** Opening Record extracts block **

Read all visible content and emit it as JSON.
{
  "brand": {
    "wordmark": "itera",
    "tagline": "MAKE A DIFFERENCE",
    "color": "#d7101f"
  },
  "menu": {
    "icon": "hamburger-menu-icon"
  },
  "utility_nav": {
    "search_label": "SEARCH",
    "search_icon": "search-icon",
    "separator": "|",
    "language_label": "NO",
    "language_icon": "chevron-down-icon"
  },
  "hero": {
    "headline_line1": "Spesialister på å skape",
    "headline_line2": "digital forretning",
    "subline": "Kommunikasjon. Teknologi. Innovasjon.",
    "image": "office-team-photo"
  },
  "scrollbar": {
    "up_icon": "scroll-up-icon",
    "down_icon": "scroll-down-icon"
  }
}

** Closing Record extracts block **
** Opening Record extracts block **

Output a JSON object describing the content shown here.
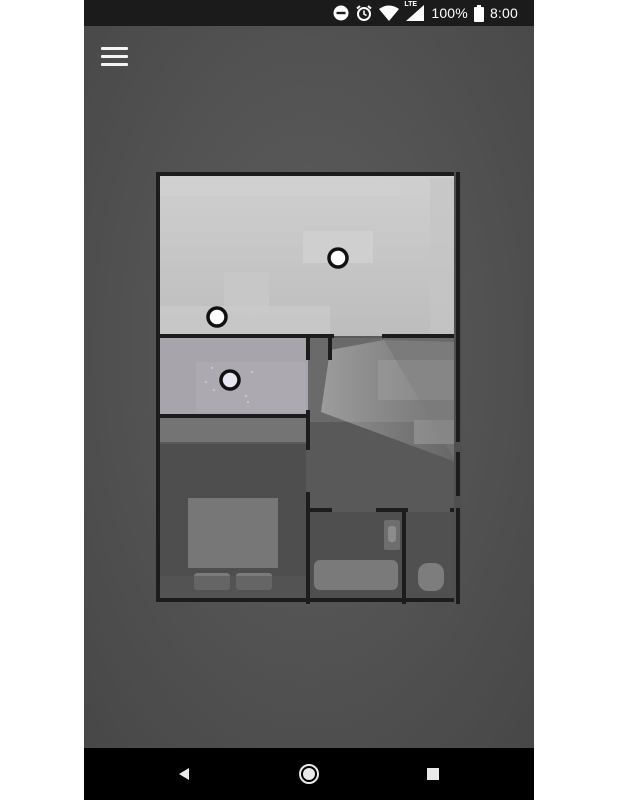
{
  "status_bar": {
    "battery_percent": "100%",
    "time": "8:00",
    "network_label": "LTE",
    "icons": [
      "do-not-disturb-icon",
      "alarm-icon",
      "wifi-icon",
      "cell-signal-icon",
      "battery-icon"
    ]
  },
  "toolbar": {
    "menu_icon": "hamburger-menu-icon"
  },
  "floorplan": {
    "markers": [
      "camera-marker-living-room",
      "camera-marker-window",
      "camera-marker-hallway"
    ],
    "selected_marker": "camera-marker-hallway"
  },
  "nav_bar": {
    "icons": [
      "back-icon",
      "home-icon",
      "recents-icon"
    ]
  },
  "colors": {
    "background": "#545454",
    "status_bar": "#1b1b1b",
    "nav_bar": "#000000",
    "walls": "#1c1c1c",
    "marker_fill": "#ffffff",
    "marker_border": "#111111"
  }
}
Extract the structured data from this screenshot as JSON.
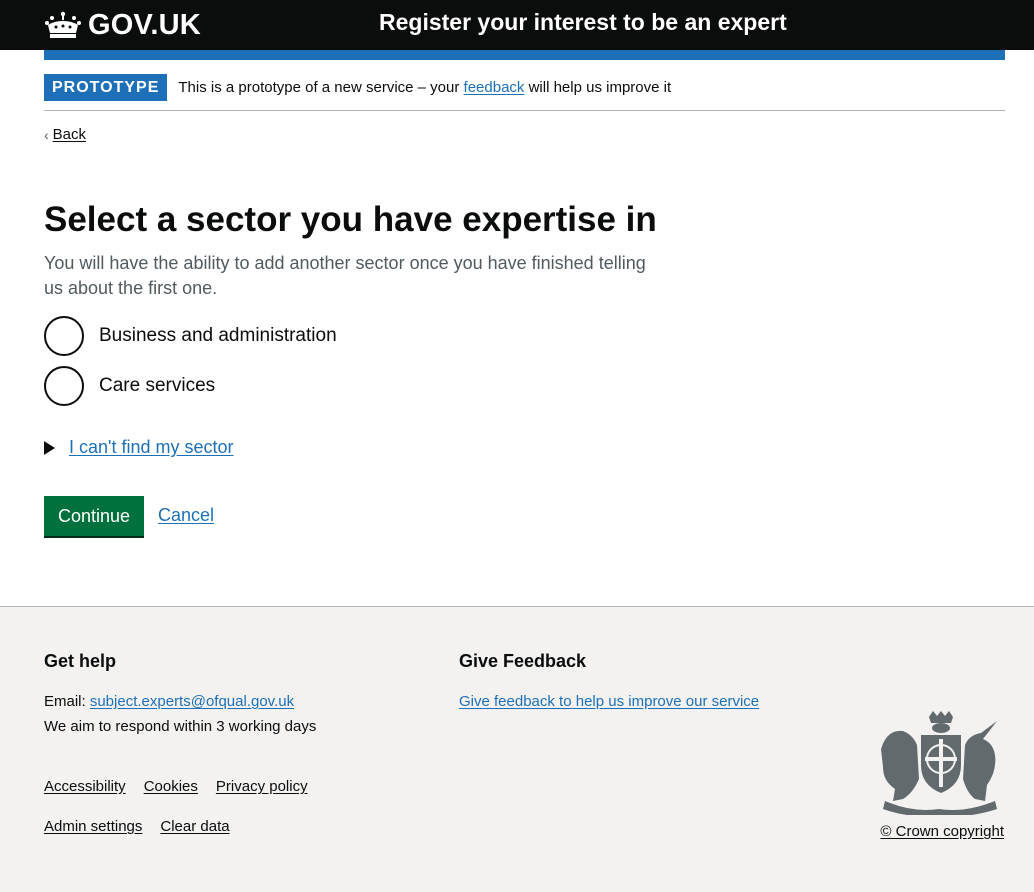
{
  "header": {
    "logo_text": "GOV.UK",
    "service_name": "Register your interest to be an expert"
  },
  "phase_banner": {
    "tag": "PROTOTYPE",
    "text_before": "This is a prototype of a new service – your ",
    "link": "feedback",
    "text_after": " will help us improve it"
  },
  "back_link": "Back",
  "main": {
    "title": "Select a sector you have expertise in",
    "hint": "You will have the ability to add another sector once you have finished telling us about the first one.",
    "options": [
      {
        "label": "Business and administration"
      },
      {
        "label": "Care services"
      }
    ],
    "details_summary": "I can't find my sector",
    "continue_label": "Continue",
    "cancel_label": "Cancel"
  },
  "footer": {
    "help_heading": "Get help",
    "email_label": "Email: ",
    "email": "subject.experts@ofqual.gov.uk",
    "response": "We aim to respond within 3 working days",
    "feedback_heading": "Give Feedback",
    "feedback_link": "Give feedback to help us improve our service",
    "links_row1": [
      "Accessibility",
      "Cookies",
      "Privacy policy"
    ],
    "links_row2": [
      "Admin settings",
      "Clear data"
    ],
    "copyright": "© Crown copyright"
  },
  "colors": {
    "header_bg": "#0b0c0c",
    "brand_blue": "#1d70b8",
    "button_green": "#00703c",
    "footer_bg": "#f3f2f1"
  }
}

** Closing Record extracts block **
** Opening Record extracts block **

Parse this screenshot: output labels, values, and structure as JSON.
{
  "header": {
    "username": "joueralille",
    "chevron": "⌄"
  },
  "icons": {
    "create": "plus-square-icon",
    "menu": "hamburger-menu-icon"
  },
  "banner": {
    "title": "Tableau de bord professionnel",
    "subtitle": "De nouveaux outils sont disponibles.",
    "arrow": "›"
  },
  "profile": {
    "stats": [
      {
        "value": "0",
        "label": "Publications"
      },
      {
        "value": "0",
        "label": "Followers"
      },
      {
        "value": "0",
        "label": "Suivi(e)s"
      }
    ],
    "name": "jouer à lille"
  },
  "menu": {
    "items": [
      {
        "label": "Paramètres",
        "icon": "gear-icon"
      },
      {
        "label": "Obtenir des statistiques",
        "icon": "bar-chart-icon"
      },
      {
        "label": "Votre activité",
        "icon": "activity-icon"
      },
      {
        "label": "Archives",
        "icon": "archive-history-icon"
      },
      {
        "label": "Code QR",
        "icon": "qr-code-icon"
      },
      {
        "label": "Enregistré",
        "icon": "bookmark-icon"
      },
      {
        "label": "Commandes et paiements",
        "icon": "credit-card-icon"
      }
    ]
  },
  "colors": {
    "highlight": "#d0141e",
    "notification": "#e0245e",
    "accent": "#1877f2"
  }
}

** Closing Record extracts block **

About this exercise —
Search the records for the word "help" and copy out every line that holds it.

Solved exercise —
    "text_after": " will help us improve it"
    "help_heading": "Get help",
    "feedback_link": "Give feedback to help us improve our service",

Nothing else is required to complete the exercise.